• GOAL OF THE EXERCISE: Each line that includes the word "Trace" should be copied from the records.

* * *

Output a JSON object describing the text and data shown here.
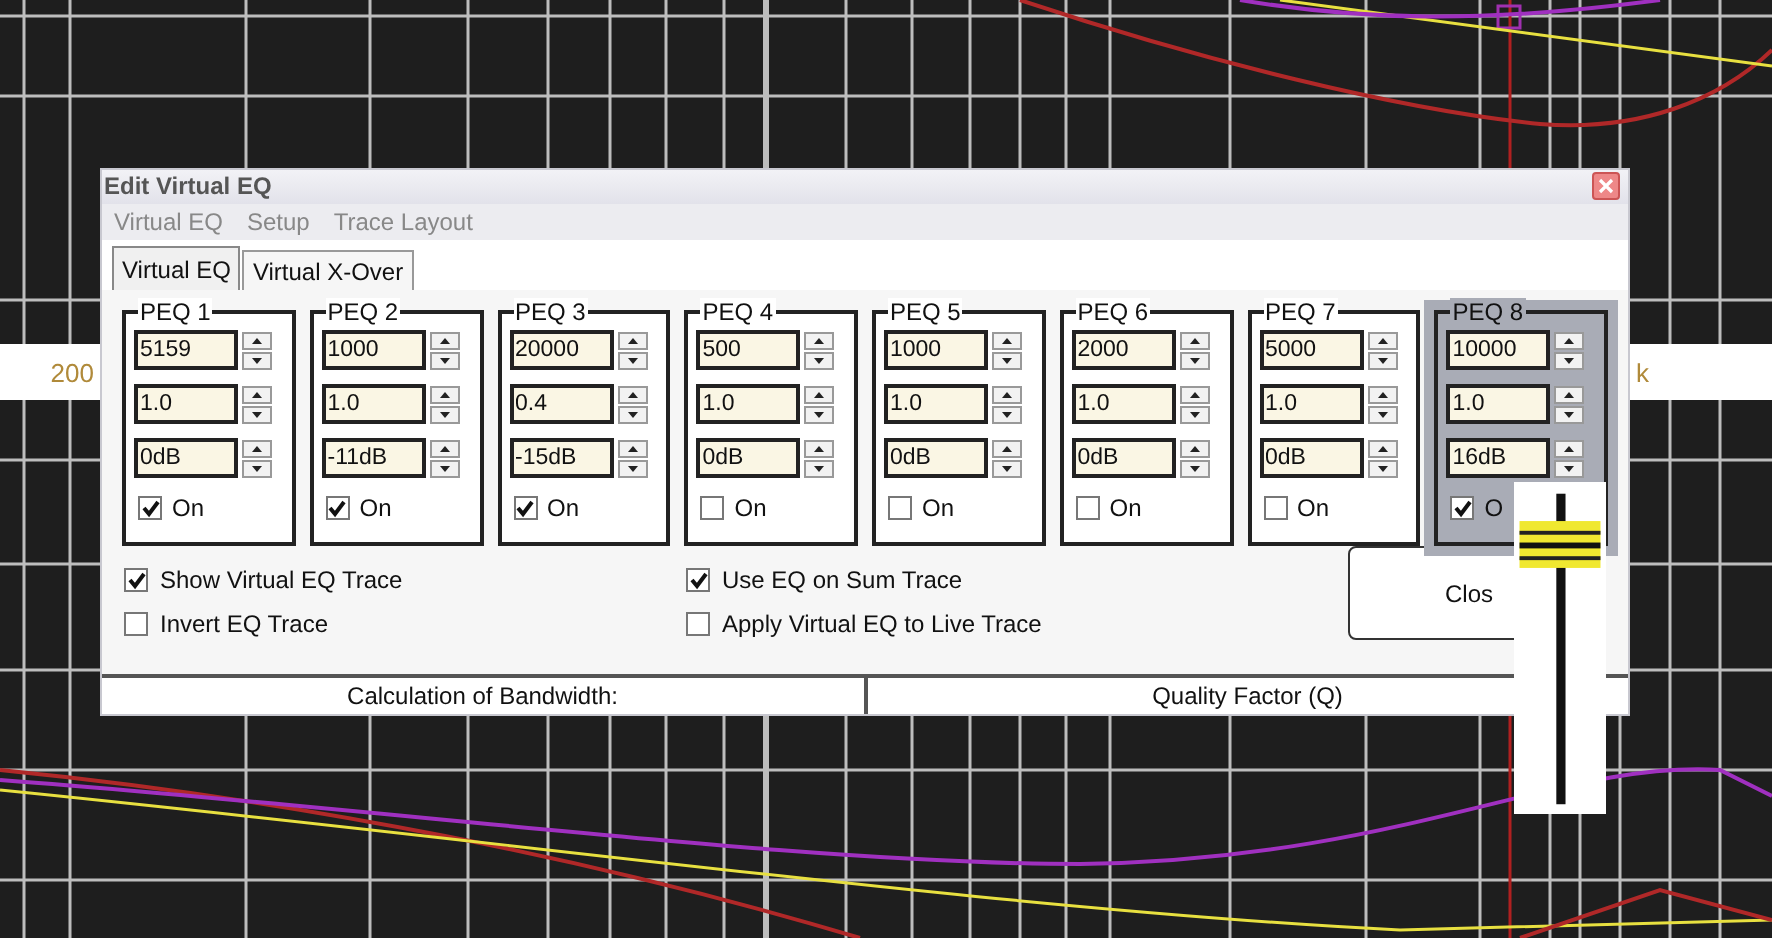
{
  "graph": {
    "axis_labels": [
      "200",
      "k"
    ]
  },
  "window": {
    "title": "Edit Virtual EQ"
  },
  "menu": [
    "Virtual EQ",
    "Setup",
    "Trace Layout"
  ],
  "tabs": [
    {
      "label": "Virtual EQ",
      "selected": true
    },
    {
      "label": "Virtual X-Over",
      "selected": false
    }
  ],
  "filters": [
    {
      "label": "PEQ 1",
      "selected": false,
      "frequency": "5159",
      "q": "1.0",
      "gain": "0dB",
      "on": true,
      "on_label": "On"
    },
    {
      "label": "PEQ 2",
      "selected": false,
      "frequency": "1000",
      "q": "1.0",
      "gain": "-11dB",
      "on": true,
      "on_label": "On"
    },
    {
      "label": "PEQ 3",
      "selected": false,
      "frequency": "20000",
      "q": "0.4",
      "gain": "-15dB",
      "on": true,
      "on_label": "On"
    },
    {
      "label": "PEQ 4",
      "selected": false,
      "frequency": "500",
      "q": "1.0",
      "gain": "0dB",
      "on": false,
      "on_label": "On"
    },
    {
      "label": "PEQ 5",
      "selected": false,
      "frequency": "1000",
      "q": "1.0",
      "gain": "0dB",
      "on": false,
      "on_label": "On"
    },
    {
      "label": "PEQ 6",
      "selected": false,
      "frequency": "2000",
      "q": "1.0",
      "gain": "0dB",
      "on": false,
      "on_label": "On"
    },
    {
      "label": "PEQ 7",
      "selected": false,
      "frequency": "5000",
      "q": "1.0",
      "gain": "0dB",
      "on": false,
      "on_label": "On"
    },
    {
      "label": "PEQ 8",
      "selected": true,
      "frequency": "10000",
      "q": "1.0",
      "gain": "16dB",
      "on": true,
      "on_label": "O"
    }
  ],
  "options": [
    {
      "label": "Show Virtual EQ Trace",
      "checked": true
    },
    {
      "label": "Use EQ on Sum Trace",
      "checked": true
    },
    {
      "label": "Invert EQ Trace",
      "checked": false
    },
    {
      "label": "Apply Virtual EQ to Live Trace",
      "checked": false
    }
  ],
  "close_button": "Clos",
  "status_bar": [
    "Calculation of Bandwidth:",
    "Quality Factor (Q)"
  ]
}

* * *

• EXERCISE SOLUTION:
    "Trace Layout"
      "label": "Show Virtual EQ Trace",
      "label": "Use EQ on Sum Trace",
      "label": "Invert EQ Trace",
      "label": "Apply Virtual EQ to Live Trace",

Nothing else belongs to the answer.